I didn’t follow the link to the Texas study about the students’ “healthy hearts and lungs” but I wonder…. Are the healthy hearts and lungs actually a result of certain students having better access to regular healthcare, and nutrition, and opportunities for extracurricular activities? That is, are the higher test scores caused by the healthy children’s hearts and lungs, or are the higher scores and the healthy hearts/lungs both actually results from those particular students’ socio-economic status? For students from a lower SES background, who have poorer overall healthcare opportunities, their schools have fewer resources and the outcome is lower test scores.
Or am I extending my rationale too far?
Thanks for the reminder Scott; we have not always thought of our children this way. The truth is we still don’t think of our own children this way, but we’ve allowed those who make policy (usually for our children not for their own) to turn our children into statistics, and the wrong stats at that.
Makes me want to go back and re-read Dewey.
I recently saw an ad for Realtors on TV; selling point for buying a home? “Homeownership increases children’s self-esteem and improves test scores.” One statement had my head spinning.

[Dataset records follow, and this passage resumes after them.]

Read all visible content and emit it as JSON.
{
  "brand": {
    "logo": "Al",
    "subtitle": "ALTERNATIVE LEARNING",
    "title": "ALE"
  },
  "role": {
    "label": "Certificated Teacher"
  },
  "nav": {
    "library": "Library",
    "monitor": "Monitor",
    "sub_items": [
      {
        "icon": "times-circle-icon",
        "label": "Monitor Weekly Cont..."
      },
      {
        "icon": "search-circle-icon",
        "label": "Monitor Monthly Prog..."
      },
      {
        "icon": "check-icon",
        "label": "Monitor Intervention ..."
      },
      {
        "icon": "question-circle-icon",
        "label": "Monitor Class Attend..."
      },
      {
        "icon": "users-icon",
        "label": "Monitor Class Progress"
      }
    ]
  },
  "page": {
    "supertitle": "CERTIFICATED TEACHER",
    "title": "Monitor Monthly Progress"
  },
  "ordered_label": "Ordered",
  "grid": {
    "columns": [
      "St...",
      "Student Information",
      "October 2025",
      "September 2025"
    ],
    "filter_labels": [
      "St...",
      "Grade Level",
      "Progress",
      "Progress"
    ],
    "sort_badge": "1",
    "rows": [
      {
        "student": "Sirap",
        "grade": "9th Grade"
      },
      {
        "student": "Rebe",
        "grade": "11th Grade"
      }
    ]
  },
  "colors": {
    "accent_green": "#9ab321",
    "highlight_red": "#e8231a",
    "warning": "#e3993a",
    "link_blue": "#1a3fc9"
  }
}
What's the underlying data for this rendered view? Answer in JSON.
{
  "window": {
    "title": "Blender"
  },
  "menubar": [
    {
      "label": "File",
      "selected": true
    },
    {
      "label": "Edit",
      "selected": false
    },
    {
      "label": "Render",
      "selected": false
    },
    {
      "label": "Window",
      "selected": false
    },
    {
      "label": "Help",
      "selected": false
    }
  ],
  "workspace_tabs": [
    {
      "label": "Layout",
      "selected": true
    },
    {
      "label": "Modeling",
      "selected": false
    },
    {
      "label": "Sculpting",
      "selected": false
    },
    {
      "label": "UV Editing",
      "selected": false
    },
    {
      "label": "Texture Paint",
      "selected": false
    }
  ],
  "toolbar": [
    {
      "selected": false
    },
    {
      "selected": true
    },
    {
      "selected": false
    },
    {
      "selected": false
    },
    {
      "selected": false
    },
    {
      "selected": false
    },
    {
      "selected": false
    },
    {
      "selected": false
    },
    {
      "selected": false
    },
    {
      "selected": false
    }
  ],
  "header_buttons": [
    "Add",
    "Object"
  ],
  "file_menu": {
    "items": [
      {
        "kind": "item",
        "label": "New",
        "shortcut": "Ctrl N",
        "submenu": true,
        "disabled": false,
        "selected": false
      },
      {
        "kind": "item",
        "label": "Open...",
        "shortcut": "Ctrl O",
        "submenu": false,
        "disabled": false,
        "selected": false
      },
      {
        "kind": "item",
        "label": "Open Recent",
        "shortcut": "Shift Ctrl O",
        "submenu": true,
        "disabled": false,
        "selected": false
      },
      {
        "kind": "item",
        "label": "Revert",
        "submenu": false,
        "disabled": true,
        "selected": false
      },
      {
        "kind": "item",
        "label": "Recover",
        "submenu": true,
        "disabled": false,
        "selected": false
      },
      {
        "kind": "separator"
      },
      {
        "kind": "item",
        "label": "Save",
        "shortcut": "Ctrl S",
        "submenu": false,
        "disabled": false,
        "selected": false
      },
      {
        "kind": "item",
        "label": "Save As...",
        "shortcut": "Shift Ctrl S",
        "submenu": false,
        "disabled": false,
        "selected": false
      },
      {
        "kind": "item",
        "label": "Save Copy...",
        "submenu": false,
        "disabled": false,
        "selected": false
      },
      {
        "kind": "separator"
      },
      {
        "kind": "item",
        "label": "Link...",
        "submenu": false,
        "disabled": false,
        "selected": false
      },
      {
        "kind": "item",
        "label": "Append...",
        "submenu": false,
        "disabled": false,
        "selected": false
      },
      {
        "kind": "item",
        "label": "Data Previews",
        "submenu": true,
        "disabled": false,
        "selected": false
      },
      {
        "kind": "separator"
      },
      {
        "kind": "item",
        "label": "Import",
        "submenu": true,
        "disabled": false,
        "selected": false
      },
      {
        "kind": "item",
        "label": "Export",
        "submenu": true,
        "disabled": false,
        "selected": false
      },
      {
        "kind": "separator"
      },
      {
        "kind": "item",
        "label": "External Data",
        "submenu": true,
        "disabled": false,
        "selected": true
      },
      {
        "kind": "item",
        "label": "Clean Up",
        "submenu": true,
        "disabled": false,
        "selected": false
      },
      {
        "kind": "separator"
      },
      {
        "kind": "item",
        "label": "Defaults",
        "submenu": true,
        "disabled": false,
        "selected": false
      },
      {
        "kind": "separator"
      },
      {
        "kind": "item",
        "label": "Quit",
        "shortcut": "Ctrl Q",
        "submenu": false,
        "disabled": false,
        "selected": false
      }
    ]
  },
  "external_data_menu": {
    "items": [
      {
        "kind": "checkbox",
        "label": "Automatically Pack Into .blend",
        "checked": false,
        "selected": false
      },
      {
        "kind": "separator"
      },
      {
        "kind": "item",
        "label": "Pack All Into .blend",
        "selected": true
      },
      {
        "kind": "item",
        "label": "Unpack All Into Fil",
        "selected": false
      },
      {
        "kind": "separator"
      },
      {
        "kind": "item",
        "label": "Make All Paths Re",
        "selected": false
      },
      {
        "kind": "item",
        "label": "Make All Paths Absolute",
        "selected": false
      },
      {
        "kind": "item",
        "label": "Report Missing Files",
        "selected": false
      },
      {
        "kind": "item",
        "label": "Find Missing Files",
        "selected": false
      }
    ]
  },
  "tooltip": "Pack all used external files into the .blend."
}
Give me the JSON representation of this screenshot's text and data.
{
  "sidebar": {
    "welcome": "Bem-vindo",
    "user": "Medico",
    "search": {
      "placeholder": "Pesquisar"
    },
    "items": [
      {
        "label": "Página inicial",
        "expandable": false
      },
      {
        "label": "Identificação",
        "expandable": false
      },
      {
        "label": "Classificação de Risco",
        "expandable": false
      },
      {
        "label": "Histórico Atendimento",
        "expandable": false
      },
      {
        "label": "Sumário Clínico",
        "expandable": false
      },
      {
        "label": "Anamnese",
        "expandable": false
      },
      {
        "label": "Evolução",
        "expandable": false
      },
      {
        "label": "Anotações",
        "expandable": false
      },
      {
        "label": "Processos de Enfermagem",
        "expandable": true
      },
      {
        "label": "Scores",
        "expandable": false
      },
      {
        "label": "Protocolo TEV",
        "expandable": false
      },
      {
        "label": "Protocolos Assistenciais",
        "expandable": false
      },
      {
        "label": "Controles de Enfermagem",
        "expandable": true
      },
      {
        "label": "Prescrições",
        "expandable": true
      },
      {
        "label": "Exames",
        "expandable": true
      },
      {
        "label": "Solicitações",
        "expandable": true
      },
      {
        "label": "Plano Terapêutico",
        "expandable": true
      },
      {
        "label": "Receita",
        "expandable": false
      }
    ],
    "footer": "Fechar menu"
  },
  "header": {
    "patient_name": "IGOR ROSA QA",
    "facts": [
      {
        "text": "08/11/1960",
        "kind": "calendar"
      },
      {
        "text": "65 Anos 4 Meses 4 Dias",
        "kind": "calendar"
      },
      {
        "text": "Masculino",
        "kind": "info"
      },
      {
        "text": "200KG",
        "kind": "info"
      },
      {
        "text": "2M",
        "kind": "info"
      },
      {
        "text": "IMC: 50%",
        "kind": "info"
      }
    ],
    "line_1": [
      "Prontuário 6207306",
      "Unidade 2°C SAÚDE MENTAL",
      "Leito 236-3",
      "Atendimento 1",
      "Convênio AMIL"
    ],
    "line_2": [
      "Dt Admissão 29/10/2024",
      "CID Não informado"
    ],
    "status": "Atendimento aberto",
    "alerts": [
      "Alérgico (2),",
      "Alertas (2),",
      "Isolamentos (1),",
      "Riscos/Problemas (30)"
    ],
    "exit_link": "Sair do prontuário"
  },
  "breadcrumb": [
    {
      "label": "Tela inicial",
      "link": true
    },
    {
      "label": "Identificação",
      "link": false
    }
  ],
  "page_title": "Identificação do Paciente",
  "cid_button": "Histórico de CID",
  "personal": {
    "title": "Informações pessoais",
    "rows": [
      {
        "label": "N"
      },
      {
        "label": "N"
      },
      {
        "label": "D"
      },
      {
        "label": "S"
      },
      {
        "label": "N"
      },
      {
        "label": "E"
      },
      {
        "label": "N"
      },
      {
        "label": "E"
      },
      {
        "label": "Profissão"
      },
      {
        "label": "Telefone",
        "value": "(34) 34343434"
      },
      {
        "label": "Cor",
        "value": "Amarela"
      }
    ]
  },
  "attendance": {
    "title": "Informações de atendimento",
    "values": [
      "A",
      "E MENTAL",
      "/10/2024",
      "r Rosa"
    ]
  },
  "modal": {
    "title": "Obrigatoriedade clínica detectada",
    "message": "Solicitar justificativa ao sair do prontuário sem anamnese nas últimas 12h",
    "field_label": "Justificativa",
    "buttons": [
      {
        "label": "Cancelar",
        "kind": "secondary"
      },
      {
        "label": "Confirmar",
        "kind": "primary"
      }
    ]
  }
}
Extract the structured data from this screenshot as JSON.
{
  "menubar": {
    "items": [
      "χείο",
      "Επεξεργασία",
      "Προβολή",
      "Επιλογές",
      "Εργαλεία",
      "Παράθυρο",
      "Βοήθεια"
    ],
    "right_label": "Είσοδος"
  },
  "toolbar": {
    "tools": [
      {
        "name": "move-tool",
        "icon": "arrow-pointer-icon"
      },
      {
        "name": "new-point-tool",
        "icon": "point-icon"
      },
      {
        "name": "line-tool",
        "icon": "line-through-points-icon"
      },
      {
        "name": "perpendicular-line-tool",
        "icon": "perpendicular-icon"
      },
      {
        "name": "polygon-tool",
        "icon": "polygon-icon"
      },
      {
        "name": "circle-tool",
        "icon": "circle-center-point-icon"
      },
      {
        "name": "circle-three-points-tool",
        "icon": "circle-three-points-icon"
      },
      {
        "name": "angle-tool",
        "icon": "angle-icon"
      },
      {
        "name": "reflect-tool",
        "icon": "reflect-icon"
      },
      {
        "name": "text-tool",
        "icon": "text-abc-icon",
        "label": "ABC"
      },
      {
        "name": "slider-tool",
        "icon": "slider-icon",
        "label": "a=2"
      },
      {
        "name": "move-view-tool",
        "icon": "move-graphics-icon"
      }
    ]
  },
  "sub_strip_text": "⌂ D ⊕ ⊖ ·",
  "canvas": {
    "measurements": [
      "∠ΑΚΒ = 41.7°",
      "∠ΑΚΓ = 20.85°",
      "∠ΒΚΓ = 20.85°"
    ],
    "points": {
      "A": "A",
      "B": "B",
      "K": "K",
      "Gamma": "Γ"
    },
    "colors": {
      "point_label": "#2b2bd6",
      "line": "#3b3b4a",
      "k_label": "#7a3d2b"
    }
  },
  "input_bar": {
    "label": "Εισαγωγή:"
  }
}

As a teacher, who is held “accountable” for test scores….well, I imagine other teachers think the same things.
While I agree that it seems like everything is about test scores, I have trouble finding a replacement gauge. I do not advocate high stakes tests as the “be all end all” determinant of student success and teacher effectiveness. But what else can inform us on an annual basis? Perhaps the issue is not whether test scores are good indicators of success, but whether it is important to compare results nationally. Despite the notion that we live in a global economy where workers compete with citizens in the “third world”, our ultimate responsibility is to get kids ready to be productive where they live. How can we determine preparedness for life after school at each grade level?
A possible replacement assessment that may, in fact, measure “college and career ready” is the College and Work Readiness Assessment (CWRA). Check it out at http://www.cae.org/content/pro_collegework.htm. We have piloted this with a couple of our schools and are excited about the possibilities it may have to inform our most important work at school…making sure kids can think critically, problem solve, analyze information and even write well.